“Some groups adopt a threatening stance in their commentary, seemingly to declare ‘debate closed’ when our nation needs as wide an engagement as possible to honour the diversity in our community.
“Australian Christian Lobby Pty Ltd is a voice … that presents a particular Christian view on a range of issues, usually based on a fundamentally conservative view of the Christian faith.”
The VCC executive expressed concern that journalists rarely sought the views of Christians beyond the ACL following the ALP National Conference where the ACL was almost the only Christian voice heard in coverage of the same-sex marriage debate.
Mackaay said the VCC’s member churches held a diversity of views and therefore the VCC would never try to articulate a single position on the issue.
“We don’t have a position on the issue of same-sex marriage,” he said.

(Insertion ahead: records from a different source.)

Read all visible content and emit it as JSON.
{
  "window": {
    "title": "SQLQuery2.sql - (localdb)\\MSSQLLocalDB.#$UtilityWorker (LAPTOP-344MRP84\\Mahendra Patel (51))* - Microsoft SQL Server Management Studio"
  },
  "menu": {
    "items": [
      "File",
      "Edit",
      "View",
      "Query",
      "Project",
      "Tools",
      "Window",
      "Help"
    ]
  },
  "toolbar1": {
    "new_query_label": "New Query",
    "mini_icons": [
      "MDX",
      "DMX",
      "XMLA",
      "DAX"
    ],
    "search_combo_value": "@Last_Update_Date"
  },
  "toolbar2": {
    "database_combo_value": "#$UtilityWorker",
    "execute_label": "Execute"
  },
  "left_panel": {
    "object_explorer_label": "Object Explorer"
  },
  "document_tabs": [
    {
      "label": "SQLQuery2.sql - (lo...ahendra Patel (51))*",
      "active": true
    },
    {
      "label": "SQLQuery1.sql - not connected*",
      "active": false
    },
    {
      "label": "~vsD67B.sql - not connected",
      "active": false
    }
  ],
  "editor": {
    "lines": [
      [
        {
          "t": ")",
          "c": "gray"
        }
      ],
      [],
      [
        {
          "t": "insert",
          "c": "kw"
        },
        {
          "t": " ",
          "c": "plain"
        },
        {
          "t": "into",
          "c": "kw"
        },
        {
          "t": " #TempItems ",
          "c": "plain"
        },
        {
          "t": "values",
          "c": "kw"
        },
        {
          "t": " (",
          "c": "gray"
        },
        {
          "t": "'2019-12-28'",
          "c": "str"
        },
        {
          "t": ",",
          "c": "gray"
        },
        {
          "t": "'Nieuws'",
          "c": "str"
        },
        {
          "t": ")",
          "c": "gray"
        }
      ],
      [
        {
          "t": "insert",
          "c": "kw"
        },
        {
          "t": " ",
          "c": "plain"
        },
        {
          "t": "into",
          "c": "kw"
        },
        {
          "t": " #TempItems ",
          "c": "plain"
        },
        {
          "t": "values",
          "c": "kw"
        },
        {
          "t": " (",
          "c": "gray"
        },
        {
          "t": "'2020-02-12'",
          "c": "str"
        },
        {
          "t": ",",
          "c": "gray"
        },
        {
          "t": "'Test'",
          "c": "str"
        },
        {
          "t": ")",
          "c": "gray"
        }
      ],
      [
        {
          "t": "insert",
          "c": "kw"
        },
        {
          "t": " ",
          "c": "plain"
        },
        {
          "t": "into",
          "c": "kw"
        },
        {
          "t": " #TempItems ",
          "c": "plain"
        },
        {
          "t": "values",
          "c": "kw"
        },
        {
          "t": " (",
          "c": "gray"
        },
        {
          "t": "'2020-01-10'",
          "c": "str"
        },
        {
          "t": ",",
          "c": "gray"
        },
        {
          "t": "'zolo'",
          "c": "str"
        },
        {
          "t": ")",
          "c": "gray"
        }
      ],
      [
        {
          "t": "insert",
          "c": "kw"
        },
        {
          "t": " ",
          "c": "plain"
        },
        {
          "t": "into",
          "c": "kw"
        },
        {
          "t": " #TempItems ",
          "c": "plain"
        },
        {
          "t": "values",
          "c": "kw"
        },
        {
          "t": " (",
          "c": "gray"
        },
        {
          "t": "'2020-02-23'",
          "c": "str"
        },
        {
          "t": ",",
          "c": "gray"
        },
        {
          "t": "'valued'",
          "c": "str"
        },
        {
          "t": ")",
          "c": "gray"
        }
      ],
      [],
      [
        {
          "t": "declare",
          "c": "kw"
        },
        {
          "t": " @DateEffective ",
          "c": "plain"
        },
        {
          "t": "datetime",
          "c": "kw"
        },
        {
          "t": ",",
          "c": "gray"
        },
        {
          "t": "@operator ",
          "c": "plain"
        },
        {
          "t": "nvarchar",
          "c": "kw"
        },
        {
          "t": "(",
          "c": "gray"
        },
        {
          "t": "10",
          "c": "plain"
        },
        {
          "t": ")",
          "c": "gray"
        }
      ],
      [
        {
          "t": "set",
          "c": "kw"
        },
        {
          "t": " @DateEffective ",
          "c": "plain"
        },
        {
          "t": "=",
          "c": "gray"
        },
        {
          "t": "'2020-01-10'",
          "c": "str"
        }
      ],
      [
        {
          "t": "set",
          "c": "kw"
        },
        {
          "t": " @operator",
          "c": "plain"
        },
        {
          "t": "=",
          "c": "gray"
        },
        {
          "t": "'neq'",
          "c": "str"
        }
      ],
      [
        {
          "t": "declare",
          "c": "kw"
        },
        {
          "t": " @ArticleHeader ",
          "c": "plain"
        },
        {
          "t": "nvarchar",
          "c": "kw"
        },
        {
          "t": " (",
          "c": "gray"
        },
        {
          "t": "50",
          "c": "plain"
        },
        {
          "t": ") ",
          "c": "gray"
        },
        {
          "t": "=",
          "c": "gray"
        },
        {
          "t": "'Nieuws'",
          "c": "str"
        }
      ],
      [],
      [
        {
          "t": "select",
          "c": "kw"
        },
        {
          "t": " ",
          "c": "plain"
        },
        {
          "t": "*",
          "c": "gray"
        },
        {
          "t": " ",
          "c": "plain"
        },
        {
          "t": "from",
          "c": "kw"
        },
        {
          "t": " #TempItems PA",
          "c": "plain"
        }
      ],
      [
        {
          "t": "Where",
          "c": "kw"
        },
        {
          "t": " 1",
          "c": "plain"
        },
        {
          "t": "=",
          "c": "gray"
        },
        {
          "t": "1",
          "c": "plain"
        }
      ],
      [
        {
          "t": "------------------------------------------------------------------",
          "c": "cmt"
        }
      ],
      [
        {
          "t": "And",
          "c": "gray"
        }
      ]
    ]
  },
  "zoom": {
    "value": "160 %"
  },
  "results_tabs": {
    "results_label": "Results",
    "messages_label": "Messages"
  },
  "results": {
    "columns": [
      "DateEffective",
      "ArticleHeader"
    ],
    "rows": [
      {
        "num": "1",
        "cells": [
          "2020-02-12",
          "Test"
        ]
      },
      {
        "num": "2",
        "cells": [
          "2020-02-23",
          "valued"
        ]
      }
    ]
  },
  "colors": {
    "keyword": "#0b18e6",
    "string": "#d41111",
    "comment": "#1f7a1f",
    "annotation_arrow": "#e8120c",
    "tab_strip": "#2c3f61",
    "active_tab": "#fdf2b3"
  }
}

“If you asked that question at one of our executive meetings you would find there would be some who would be horrified at the thought that same-sex marriage is possibly to be legislated, others who would think that every Member of Parliament, whichever party they come from, should have a conscience vote, and others still who would leave that entirely up to the parties.”
An ACL spokeswoman denied that the group presented itself as representing Australian Christianity.
“The ACL never claims to represent all Christians,” she said. “However … we know of a number of supposed VCC church supporters which have complained to VCC executive about the statement because they weren’t consulted or aware of the media release being put out by VCC criticising the ACL.”
The VCC has 30 member churches, including Anglicans, the Salvation Army, Churches of Christ, Roman Catholics, Wesleyan Methodists, the Uniting Church, the Quakers, and Orthodox churches serving migrant communities.